#### [WHAT THIS TASK INVOLVES]
Return all lines from the listing below that include the word "model".

Start of Block

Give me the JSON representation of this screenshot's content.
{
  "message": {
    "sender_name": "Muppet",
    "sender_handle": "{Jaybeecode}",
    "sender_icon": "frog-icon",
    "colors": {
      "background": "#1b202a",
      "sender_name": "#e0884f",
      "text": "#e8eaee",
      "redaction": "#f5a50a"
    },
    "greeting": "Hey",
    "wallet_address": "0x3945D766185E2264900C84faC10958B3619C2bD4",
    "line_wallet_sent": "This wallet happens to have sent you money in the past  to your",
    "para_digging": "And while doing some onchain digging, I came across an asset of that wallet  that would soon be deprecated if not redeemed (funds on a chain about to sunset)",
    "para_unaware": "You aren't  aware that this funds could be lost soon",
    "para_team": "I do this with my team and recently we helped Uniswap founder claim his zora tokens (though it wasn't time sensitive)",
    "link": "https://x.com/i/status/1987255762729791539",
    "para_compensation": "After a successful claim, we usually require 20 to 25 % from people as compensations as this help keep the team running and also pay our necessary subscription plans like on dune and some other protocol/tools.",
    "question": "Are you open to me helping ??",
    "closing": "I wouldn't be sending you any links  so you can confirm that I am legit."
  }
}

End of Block
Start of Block

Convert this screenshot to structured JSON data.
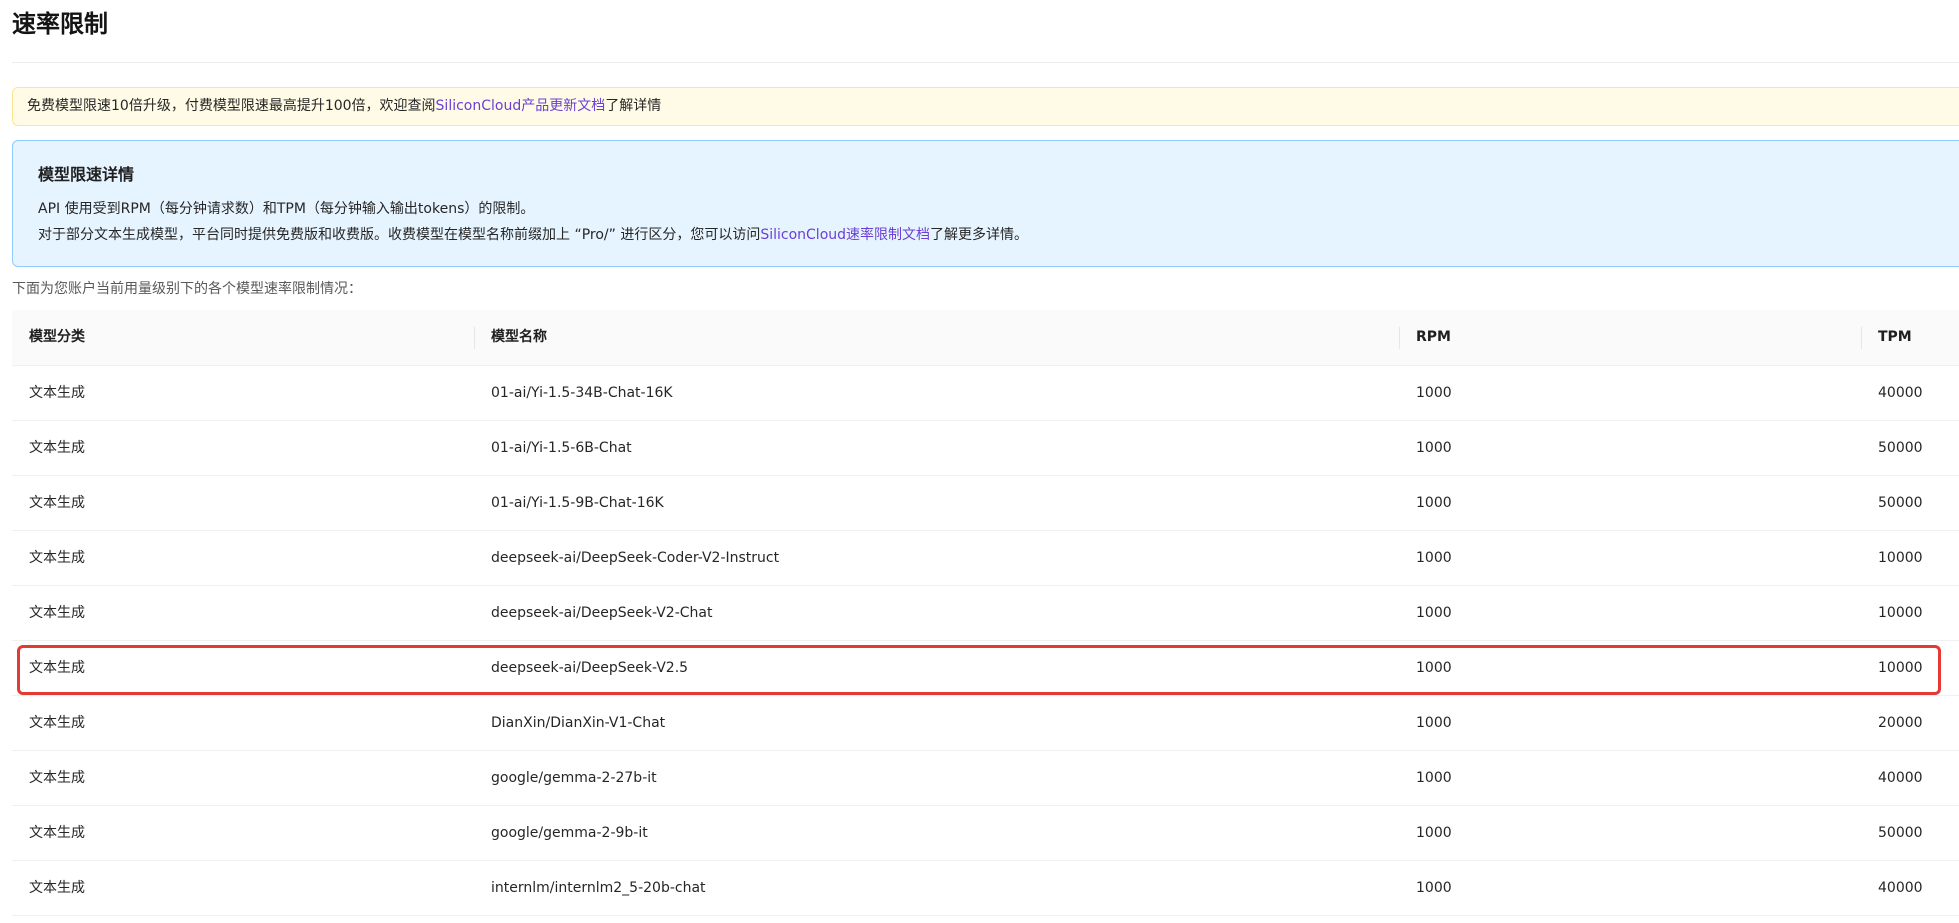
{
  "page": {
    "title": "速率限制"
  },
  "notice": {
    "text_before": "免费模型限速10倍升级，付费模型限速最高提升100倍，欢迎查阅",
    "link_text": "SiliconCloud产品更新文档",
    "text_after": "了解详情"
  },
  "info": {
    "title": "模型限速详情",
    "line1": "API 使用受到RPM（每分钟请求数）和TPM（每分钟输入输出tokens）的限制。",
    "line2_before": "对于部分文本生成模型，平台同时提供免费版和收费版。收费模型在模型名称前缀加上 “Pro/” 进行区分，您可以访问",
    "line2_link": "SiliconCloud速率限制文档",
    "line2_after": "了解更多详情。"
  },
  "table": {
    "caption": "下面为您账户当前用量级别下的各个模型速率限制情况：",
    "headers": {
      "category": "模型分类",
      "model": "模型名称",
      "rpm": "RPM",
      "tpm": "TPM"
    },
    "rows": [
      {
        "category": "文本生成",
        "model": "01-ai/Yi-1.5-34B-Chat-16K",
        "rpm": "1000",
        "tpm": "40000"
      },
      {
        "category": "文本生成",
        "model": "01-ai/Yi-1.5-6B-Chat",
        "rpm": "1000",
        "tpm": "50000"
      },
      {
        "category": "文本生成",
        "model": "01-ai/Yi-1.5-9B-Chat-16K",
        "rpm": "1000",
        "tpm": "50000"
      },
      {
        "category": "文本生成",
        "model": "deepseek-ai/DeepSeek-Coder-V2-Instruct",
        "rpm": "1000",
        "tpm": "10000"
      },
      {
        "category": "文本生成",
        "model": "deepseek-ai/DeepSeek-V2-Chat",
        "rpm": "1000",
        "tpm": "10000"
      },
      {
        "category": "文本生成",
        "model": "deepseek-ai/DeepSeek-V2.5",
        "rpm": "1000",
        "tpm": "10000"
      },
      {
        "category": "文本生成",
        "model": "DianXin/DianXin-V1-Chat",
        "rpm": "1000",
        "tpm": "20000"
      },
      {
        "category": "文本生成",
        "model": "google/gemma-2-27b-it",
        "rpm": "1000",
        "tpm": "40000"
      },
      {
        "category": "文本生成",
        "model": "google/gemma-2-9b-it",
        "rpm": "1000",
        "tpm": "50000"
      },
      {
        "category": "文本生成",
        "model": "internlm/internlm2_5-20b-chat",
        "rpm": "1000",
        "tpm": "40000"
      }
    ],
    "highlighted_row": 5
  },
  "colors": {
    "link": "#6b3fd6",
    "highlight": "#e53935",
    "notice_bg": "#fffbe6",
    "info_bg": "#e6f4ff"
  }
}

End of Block
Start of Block

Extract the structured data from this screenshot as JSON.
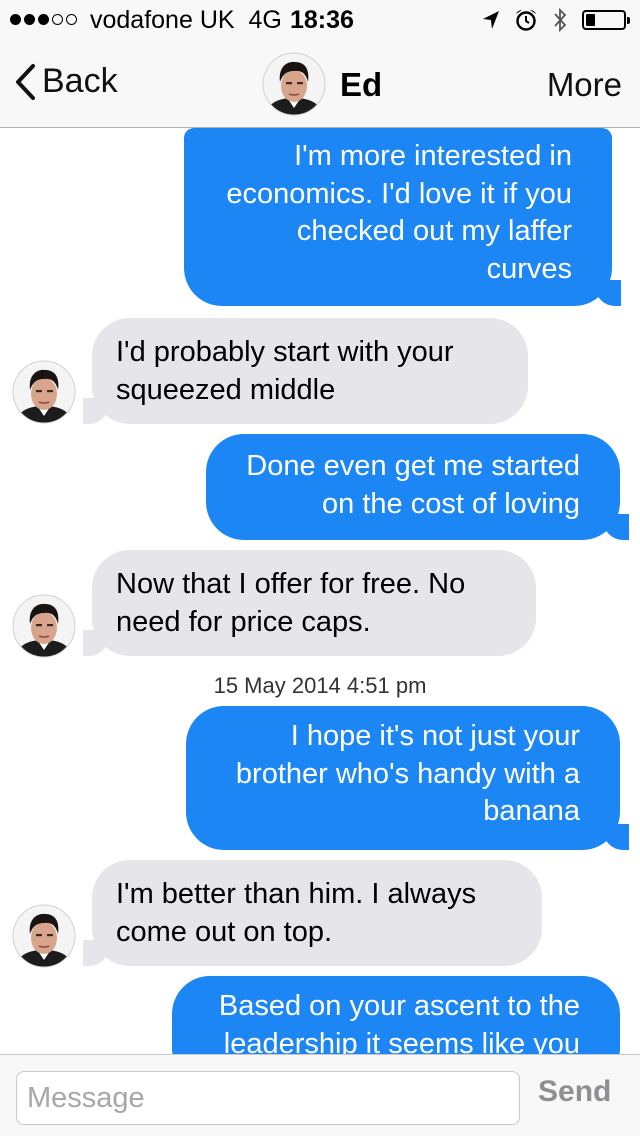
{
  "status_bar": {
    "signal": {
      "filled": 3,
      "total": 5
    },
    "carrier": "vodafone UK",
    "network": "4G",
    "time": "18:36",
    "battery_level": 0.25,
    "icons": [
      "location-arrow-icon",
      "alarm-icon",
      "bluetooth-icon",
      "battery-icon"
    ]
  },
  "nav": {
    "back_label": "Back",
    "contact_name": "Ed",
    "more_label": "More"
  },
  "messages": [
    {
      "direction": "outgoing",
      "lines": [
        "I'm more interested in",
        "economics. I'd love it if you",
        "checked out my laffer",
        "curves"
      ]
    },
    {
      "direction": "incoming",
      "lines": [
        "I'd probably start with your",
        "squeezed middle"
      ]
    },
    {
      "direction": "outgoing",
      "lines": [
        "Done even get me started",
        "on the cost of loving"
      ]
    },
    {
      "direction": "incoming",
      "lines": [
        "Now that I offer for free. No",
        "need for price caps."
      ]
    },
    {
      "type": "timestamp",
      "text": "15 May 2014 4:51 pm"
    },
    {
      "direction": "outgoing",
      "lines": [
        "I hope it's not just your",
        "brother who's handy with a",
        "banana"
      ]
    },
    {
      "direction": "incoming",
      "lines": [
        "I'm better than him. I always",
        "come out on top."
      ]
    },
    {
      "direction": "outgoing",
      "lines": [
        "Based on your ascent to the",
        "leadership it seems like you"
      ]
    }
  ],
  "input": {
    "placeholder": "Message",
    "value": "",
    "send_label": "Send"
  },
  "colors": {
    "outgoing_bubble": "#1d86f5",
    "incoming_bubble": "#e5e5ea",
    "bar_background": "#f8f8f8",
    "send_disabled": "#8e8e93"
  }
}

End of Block

#### [REPLY]
      "model": "模型名称",
        "model": "01-ai/Yi-1.5-34B-Chat-16K",
        "model": "01-ai/Yi-1.5-6B-Chat",
        "model": "01-ai/Yi-1.5-9B-Chat-16K",
        "model": "deepseek-ai/DeepSeek-Coder-V2-Instruct",
        "model": "deepseek-ai/DeepSeek-V2-Chat",
        "model": "deepseek-ai/DeepSeek-V2.5",
        "model": "DianXin/DianXin-V1-Chat",
        "model": "google/gemma-2-27b-it",
        "model": "google/gemma-2-9b-it",
        "model": "internlm/internlm2_5-20b-chat",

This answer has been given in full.